The N-11 grouping include Vietnam, the Philippines, Indonesia, South Korea, Bangladesh, Iran, Pakistan, Turkey, Egypt, Nigeria, and Mexico. In the 21st century, it is possible for these countries to have some of the world’s largest economies. While varied geographically, these countries share commonalities in education, trade and economic policy, and political stability. Of the Next 11, the MIKT subset of Mexico, Indonesia, South Korea, and Turkey is especially attractive for western investors (Financial Times). The CIVETS (Columbia, Indonesia, Vietnam, Egypt, Turkey, and South Africa) is a grouping with a similar outlook for the 21st century.
After the United Nations, the Organization of the Islamic Cooperation is the second largest inter-governmental association (www.oicexchanges.org). The cooperation helps facilitate long-term programs for development among the member states. Priority goals include: peace and security, science and technology, culture and interfaith harmony, empowerment of women, and climate change and sustainability.
This notation is frequently used to refer to nations with commonalities. For example, the G7, or Group of Seven, countries are: Japan, Canada, the United States, France, the United Kingdom, Germany, and Italy. There are other groups, such as the G5, G8, and G10, which all share common goals for their similar economies. The G20 Summit brings together representatives from the world’s largest and most advanced economies to work towards improving policy. According to g20.org, there are also major events held by other engagement groups from business (B20), civil society (C20), labor (L20), think tanks (T20), and youth (Y20).
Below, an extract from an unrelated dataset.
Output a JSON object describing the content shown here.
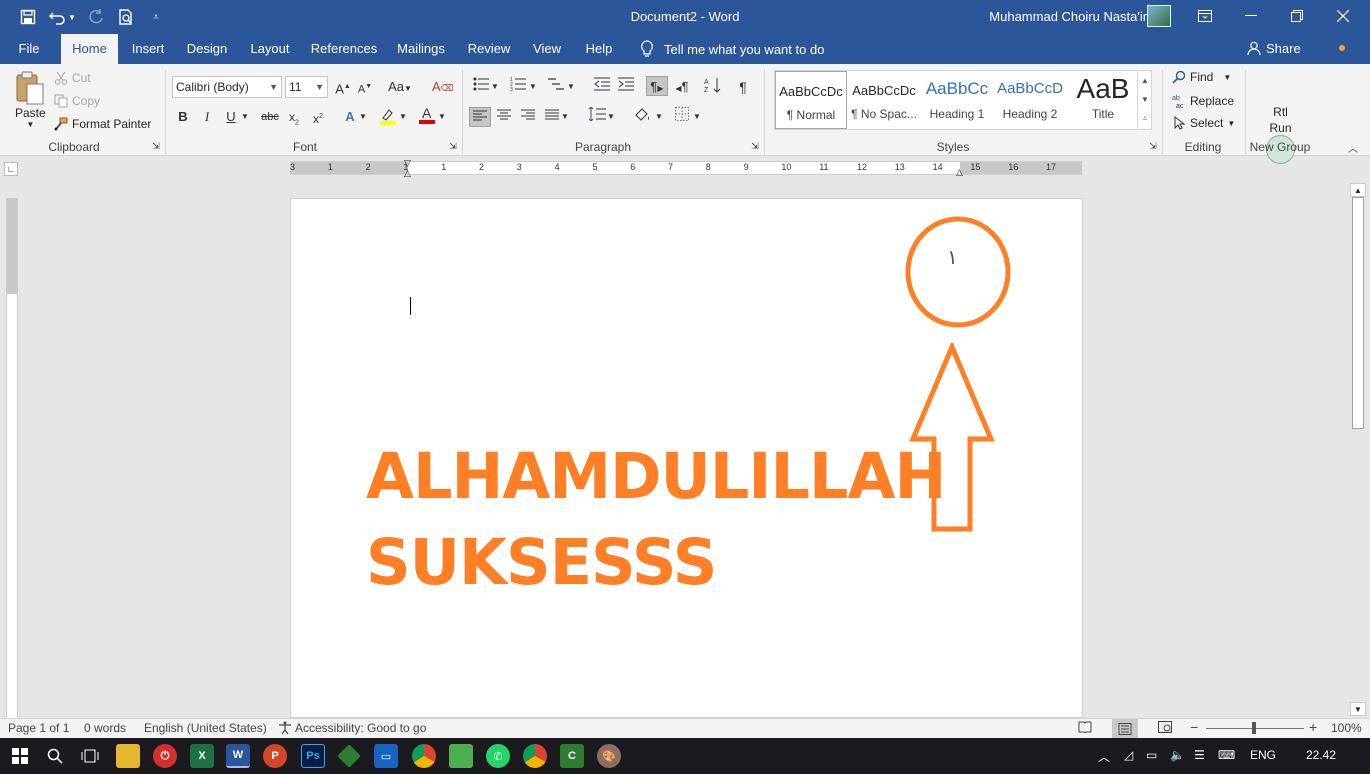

When your international business is operating among different cultures, it is not always possible for global teammates to meet in person. This is where intercultural training can help. Global Workforce Development uses a hybrid approach to training in order to facilitate effective communication across cultures.Back to Blog Listing